Is the premium increase, worth the added feature(in this case a high reliable drive by wire system). How much of the safety premium will reduce the accident probability that already exists?
In this case, we are addressing just
the driver error introduced by the
drive by wire system, compared to
In order to see a high reliability system for the above application, we
need a paradigm shift, where the reliability factor should become a commodity(fly by wire systems in Airplanes use high amount of redundancy,
and overdesign, which results in a substantial increase in the cost-justifying the multi million dollar
Joystick stering is in fact available today as a handicap adaptation. See one man's story about modification of a van with a commercial joystick steering system at tetraplegicliving.com/disabled-driving-disability-info
Media catchphrase of the day is "crowd souring". I'd be glad to design a steering system for automobiles with benefits of weight, space, and cost reduction, while at the same time offering high reliability, fail safe, and human factors considerations. But not for free - send me a contract proposal.
Next time you fly on a 777 or similar Airbus keep in mind the pilot has no mechanical link to move the primary surfaces. All those passengers are relying on Fly-By-Wire whether they know it or not. To me it is not an issue of eventually dealing with the safety / redundancy requirements. The only issue I see is the precision and upset characteristics of whatever the steer by wire control is - joystick or something else?

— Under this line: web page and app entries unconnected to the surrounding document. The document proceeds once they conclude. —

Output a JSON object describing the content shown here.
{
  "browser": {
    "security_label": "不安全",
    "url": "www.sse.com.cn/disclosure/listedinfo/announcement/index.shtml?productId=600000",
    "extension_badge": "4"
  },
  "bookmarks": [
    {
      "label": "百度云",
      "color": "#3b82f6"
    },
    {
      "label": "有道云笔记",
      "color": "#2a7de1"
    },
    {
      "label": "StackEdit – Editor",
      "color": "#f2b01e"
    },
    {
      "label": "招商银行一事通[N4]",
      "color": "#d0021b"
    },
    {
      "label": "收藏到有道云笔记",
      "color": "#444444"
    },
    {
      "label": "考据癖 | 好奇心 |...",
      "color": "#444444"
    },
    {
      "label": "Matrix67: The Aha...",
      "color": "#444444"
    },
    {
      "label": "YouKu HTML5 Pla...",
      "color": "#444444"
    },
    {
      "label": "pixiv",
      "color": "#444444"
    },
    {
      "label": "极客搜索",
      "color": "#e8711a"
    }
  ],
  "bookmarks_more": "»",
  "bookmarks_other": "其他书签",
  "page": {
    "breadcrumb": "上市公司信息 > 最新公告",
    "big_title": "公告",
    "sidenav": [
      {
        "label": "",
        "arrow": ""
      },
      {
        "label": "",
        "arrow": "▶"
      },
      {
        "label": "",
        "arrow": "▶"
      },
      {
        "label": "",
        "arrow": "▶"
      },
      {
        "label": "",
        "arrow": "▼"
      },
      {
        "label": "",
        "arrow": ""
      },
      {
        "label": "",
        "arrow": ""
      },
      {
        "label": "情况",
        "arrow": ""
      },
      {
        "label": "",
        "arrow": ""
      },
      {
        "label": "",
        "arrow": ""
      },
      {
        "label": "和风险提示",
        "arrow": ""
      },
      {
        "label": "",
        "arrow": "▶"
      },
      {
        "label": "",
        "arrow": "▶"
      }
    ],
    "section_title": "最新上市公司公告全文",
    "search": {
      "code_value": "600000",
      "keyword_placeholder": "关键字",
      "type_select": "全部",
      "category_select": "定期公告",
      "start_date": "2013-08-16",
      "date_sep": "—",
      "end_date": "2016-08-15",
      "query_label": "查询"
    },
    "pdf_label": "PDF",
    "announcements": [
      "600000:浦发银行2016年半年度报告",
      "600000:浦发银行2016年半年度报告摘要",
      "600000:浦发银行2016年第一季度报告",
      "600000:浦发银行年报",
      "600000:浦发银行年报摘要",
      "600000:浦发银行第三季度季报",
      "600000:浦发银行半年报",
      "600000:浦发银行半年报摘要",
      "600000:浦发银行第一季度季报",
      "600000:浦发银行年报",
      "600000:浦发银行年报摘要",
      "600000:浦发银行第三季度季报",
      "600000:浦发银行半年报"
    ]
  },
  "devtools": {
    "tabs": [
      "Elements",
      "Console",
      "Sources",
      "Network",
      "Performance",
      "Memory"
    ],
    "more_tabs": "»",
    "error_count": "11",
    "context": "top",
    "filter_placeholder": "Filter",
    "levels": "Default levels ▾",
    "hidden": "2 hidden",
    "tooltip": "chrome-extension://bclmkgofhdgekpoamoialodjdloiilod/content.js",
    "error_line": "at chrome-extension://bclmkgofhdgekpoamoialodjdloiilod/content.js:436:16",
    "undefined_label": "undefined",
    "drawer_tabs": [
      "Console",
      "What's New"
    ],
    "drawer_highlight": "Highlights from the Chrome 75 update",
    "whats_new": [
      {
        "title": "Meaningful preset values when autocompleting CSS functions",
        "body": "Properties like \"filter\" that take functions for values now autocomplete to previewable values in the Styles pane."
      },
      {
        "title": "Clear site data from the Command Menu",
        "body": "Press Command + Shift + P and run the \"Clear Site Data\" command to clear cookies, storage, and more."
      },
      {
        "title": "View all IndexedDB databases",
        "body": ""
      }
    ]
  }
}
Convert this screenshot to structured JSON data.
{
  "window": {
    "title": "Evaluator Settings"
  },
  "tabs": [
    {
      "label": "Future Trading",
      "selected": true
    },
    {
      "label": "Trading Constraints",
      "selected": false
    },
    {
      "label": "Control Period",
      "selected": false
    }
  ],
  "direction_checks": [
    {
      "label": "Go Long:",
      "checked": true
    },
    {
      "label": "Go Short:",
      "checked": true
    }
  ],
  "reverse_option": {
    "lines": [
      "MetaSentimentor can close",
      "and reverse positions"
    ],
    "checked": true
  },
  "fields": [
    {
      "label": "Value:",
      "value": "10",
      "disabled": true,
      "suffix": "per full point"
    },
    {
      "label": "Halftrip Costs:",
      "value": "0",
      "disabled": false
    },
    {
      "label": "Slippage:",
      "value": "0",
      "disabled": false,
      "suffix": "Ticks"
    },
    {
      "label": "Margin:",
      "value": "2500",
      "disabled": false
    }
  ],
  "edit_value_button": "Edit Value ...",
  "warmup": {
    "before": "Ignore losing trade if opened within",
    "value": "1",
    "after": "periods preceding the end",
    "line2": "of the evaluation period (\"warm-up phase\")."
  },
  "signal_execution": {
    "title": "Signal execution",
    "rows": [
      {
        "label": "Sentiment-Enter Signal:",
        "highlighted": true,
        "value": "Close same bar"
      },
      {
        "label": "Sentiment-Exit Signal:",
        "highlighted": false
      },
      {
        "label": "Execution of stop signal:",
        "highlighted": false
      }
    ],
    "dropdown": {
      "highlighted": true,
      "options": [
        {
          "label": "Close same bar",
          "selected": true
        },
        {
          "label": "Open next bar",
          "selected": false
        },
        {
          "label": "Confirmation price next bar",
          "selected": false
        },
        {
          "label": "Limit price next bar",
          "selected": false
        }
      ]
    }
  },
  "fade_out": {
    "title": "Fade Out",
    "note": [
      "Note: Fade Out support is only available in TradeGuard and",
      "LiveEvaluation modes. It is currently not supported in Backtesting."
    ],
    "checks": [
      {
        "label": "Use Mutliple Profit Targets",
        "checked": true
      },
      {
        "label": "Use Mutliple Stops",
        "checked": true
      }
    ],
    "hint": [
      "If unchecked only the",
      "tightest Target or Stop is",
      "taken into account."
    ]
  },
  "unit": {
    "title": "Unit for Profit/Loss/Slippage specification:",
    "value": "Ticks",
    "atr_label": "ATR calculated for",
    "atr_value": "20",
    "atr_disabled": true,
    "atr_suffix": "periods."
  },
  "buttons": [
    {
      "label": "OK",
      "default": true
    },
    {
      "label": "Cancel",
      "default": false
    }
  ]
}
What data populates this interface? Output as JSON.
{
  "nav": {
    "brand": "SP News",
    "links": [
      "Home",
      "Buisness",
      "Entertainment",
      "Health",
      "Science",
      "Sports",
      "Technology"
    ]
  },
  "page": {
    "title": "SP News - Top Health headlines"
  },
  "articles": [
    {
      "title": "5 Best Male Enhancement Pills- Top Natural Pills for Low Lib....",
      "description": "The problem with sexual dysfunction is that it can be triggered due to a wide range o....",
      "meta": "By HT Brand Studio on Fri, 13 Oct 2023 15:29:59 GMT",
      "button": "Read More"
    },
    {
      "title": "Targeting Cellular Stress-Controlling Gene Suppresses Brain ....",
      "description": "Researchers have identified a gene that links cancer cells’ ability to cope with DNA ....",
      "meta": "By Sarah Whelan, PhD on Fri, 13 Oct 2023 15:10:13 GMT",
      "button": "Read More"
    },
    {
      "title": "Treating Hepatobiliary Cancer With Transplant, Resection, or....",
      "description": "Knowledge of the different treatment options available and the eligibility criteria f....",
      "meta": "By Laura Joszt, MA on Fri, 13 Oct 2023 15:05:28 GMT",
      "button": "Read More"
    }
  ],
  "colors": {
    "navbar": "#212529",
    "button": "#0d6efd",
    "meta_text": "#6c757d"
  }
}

You can't make a locomotive that goes faster than 25 miles an hour because the air will be moving so fast that a human won't be able to breath and will die.
I'm never going to fly an airplane without a propeller. I don't trust anything without one.
Microwave? I really don't believe anything without flame or a glowing burner can cook, and the rays will kill us.
How can you possibly trust one of those carriages that is pulled by a motor instead of a horse. What if you run out of fuel? They break down all of the time. With my horse, I can keep going as long as there's grass and water.
Bar codes will never work for pricing because a lot of items are sold by weight and are measured out in the store. You can't design and print a bar code on the fly like that.
You can't put continuous feed forms and labels through a laser printer so we can't use one in our office.
I'm sorry, but where is the spirit of innovation and thirst for discovery and problem solving here in this thread? We all know what the problems will be when the steering wheel is replaced by a joystick or some other drive-by-wire set up. Pointing out the problems is the easy part.
How about instead of being skeptics because we don't believe it will work, how about we think about solutions? The reliability scares you. How can we make it not scare you? Instant-failure terrifying. How can we make it fail gracefully? Don't think something will work. How can we make it work?
Somebody's going to solve these problems. Why not us? We can look at all of the fears and worries as engineering challenges and solve them, or we can fade silently into the night as the rest of the world moves on ahead of us.
As we unveil EE Times’ 2015 Silicon 60 list, journalist & Silicon 60 researcher Peter Clarke hosts a conversation on startups in the electronics industry. Panelists Dan Armbrust (investment firm Silicon Catalyst), Andrew Kau (venture capital firm Walden International), and Stan Boland (successful serial entrepreneur, former CEO of Neul, Icera) join in the live debate.